Segment Start: DATASET EXCERPTS
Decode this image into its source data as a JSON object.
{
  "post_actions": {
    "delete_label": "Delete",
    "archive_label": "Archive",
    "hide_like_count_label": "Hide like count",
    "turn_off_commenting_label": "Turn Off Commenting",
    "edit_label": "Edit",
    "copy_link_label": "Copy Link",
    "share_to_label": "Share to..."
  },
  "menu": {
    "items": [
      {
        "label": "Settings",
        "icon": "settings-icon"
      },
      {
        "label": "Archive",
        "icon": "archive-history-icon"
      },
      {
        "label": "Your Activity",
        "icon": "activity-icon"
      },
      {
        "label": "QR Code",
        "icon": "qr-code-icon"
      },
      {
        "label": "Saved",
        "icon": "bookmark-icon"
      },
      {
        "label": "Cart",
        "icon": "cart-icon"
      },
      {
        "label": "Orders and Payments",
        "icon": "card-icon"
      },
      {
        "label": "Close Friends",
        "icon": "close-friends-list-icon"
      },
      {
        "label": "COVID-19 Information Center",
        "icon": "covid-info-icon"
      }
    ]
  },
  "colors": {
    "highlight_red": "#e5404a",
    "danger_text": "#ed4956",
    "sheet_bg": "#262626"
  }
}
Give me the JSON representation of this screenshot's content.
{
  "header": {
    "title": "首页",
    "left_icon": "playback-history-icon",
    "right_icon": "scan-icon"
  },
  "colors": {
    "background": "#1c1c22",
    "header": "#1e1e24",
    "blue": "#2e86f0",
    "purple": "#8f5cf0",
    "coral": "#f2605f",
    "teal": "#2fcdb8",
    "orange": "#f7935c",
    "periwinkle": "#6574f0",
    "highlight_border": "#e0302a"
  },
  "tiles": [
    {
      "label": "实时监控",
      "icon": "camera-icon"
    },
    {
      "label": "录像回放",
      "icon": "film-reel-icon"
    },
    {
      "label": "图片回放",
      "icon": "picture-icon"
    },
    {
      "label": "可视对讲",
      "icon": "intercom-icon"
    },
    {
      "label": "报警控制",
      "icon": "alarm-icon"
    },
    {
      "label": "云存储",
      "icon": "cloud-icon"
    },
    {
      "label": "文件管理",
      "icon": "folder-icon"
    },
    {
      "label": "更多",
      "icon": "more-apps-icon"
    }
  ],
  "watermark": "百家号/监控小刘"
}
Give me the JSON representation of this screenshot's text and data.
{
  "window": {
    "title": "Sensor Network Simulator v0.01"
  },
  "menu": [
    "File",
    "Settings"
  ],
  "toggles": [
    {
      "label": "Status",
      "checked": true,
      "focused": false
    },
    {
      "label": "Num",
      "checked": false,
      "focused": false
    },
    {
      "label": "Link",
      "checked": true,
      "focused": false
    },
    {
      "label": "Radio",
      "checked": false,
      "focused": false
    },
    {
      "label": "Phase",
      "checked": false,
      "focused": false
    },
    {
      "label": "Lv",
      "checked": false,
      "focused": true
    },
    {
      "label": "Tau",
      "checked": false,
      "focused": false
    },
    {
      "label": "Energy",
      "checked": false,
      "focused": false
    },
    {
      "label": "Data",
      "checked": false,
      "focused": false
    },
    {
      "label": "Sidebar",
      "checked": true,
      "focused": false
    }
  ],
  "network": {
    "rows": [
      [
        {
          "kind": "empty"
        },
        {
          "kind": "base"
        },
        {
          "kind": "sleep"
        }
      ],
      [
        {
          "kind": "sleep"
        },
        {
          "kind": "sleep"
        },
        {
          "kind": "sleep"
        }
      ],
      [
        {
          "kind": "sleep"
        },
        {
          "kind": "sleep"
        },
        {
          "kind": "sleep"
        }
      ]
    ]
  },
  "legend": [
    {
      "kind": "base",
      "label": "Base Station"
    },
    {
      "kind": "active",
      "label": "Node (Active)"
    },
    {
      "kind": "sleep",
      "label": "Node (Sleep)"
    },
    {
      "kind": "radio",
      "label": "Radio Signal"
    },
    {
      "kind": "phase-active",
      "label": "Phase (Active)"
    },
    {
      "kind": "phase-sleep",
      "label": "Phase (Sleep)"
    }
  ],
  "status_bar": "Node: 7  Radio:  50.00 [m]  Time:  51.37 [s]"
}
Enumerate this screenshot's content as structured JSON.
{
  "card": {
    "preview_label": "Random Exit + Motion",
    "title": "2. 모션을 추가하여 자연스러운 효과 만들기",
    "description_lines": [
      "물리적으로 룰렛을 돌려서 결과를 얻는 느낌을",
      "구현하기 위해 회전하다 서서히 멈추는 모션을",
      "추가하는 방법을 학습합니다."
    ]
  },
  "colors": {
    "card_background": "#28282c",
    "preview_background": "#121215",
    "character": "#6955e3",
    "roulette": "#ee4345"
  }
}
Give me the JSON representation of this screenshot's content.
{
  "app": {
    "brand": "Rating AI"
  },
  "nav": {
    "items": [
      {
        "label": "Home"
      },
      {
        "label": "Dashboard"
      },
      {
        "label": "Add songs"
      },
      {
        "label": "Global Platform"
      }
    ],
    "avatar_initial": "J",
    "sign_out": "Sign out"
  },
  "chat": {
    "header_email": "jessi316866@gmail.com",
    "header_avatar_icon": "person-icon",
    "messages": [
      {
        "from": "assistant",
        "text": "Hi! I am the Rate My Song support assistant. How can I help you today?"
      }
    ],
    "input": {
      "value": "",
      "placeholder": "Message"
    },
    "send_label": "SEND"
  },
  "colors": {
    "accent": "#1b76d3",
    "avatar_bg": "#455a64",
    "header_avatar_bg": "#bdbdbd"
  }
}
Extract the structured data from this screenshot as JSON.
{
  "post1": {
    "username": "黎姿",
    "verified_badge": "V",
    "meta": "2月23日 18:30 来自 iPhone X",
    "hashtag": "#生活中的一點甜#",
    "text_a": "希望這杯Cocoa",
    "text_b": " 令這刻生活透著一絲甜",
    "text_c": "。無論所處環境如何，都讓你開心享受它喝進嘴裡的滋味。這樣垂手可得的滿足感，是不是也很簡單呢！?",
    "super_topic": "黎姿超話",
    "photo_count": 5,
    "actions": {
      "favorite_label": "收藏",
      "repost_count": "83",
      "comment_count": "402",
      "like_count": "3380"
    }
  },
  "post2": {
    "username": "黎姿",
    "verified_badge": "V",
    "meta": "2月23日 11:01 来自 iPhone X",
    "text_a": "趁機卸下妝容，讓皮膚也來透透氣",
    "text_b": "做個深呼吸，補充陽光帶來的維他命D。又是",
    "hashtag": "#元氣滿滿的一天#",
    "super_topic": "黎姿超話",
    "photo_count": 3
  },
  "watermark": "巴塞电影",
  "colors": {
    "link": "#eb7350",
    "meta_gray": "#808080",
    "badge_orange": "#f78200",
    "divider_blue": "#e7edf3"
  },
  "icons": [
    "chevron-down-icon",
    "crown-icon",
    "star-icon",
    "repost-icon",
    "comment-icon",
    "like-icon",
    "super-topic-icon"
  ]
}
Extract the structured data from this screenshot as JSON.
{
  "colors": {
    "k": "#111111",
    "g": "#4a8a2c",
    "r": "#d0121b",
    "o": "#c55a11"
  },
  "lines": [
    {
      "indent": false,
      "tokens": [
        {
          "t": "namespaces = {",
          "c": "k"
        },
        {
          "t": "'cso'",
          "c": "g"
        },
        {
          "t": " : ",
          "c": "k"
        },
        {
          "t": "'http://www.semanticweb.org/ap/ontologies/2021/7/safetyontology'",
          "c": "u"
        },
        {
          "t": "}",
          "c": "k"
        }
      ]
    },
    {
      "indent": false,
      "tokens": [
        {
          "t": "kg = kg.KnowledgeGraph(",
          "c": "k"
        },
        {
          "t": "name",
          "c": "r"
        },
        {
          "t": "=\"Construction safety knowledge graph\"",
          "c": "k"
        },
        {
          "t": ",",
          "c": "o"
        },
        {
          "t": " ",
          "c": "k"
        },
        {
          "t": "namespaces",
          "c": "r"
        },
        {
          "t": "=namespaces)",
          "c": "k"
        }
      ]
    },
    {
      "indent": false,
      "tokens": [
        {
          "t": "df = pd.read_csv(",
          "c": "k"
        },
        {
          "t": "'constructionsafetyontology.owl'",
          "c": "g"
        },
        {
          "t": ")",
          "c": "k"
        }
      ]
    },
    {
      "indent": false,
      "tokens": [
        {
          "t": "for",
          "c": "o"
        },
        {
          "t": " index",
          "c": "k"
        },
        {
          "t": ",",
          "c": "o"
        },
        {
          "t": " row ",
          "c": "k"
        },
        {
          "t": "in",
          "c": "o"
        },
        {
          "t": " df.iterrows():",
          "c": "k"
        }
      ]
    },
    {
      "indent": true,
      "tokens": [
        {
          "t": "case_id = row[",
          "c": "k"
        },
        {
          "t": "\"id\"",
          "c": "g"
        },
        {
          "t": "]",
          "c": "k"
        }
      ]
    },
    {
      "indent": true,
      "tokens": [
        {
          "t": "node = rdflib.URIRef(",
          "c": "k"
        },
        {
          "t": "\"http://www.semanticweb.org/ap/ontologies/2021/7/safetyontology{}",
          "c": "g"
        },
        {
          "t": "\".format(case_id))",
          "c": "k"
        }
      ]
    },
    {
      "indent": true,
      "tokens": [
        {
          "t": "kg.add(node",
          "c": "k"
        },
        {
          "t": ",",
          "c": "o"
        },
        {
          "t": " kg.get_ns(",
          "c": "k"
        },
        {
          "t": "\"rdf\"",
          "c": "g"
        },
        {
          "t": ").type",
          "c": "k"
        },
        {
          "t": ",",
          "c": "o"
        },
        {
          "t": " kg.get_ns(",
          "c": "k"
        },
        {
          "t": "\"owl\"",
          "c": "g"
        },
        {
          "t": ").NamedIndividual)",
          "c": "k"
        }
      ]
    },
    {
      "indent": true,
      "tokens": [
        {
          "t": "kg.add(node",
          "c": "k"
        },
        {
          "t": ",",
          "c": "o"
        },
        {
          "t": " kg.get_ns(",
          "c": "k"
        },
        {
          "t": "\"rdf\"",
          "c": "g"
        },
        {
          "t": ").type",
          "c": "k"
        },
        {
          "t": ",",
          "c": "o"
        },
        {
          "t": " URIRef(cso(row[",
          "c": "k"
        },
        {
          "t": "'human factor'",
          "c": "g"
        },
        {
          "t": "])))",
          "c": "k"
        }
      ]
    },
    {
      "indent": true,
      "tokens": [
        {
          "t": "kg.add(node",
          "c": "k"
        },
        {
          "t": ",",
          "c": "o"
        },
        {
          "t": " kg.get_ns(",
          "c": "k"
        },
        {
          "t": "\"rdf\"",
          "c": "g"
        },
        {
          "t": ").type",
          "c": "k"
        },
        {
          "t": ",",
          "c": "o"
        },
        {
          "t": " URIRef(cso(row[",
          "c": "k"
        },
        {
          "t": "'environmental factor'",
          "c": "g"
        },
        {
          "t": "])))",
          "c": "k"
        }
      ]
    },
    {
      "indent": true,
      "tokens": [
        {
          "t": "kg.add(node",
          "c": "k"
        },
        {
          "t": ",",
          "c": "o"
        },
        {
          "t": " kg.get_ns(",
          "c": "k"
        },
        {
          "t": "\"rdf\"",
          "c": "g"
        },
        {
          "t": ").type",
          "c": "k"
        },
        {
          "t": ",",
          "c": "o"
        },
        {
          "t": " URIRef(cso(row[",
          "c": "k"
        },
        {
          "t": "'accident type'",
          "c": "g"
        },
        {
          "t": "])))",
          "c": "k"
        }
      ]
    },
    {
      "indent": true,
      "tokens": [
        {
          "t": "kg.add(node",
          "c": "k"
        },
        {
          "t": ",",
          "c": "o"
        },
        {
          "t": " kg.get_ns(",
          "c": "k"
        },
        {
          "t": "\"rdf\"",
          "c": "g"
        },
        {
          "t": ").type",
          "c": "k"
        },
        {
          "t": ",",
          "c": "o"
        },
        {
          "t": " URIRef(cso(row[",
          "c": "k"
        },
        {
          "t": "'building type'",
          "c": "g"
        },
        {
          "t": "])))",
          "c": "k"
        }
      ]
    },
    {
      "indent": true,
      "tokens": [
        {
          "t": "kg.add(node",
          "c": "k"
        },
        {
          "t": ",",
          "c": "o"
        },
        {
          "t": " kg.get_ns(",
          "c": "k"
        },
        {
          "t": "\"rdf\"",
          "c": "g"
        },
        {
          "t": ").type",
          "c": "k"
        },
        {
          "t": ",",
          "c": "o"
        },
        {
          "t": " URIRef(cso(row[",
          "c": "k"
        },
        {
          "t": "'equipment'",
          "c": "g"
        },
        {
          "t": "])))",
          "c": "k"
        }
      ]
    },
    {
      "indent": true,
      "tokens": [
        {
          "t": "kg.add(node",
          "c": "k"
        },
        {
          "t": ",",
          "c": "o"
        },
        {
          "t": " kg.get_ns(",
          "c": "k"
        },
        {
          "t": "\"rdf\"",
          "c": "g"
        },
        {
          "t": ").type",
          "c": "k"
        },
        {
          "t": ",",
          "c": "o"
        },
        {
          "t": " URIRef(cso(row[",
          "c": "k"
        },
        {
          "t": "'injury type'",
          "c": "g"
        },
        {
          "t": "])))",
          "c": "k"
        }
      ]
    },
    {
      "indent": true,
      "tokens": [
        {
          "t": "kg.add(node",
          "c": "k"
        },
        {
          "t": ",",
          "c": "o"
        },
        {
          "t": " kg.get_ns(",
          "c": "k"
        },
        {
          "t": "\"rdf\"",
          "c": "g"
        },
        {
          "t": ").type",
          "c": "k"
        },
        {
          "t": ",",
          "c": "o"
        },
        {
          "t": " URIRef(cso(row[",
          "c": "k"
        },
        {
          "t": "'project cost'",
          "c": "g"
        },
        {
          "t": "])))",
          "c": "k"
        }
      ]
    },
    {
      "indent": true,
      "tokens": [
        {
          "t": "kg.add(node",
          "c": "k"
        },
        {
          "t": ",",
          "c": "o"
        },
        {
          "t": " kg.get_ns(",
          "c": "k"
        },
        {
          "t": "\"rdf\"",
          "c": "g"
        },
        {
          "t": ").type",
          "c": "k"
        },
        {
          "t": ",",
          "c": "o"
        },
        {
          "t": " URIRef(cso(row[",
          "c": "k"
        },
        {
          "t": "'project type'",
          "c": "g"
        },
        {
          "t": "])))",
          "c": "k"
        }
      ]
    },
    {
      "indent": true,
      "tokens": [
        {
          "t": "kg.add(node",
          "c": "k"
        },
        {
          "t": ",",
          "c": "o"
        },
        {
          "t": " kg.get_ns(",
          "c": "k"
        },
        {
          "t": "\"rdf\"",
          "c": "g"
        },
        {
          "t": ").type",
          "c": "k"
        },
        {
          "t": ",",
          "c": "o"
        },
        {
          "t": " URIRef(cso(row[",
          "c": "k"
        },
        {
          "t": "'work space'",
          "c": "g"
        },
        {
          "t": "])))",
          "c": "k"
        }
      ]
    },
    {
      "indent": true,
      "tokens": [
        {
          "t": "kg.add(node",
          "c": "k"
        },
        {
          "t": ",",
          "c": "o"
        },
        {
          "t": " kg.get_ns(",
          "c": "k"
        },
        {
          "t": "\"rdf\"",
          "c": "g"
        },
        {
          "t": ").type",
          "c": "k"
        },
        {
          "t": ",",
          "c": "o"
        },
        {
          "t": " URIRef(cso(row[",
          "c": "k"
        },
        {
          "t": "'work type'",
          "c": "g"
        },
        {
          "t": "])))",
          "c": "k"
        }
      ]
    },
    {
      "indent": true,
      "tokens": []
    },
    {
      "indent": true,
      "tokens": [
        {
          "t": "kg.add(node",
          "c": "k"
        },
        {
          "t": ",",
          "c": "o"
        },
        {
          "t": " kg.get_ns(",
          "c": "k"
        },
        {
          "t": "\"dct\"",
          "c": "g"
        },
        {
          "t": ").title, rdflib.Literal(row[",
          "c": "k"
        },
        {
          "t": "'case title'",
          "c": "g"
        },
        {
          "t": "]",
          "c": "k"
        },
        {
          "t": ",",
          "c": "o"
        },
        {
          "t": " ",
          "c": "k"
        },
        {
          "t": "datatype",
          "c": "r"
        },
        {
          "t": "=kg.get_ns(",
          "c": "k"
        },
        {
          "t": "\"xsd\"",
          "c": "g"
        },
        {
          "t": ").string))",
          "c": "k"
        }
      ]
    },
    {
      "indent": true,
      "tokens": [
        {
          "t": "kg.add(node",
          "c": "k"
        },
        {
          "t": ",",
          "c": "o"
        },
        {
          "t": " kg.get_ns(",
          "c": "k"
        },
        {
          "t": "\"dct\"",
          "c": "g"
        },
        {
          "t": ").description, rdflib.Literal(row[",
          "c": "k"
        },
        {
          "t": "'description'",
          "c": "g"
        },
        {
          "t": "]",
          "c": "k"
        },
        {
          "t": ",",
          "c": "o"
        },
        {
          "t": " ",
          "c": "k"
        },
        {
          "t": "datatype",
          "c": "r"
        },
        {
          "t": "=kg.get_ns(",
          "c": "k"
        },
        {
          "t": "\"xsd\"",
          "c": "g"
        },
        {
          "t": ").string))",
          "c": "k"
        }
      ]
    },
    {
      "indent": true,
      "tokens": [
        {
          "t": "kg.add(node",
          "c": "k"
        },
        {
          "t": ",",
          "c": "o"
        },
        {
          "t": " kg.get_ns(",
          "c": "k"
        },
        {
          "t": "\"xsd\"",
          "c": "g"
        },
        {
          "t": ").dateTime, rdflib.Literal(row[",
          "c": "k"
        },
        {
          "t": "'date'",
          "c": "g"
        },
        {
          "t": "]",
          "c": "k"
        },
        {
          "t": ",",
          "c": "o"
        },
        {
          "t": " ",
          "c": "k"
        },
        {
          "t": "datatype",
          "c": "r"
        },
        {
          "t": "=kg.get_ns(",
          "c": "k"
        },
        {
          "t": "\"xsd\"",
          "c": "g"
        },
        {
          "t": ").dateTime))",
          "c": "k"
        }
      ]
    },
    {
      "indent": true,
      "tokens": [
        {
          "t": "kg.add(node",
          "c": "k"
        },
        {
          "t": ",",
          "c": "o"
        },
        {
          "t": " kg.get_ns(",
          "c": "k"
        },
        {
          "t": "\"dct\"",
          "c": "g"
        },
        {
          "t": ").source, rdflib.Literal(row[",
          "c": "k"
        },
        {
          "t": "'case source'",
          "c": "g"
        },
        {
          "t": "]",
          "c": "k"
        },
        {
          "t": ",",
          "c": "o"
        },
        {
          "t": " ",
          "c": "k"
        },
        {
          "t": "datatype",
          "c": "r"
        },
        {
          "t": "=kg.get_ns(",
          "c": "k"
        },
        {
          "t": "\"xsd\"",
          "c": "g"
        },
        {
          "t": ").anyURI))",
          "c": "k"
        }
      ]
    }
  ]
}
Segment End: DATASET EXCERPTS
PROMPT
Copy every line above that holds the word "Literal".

TASK OUTPUT
          "t": ").title, rdflib.Literal(row[",
          "t": ").description, rdflib.Literal(row[",
          "t": ").dateTime, rdflib.Literal(row[",
          "t": ").source, rdflib.Literal(row[",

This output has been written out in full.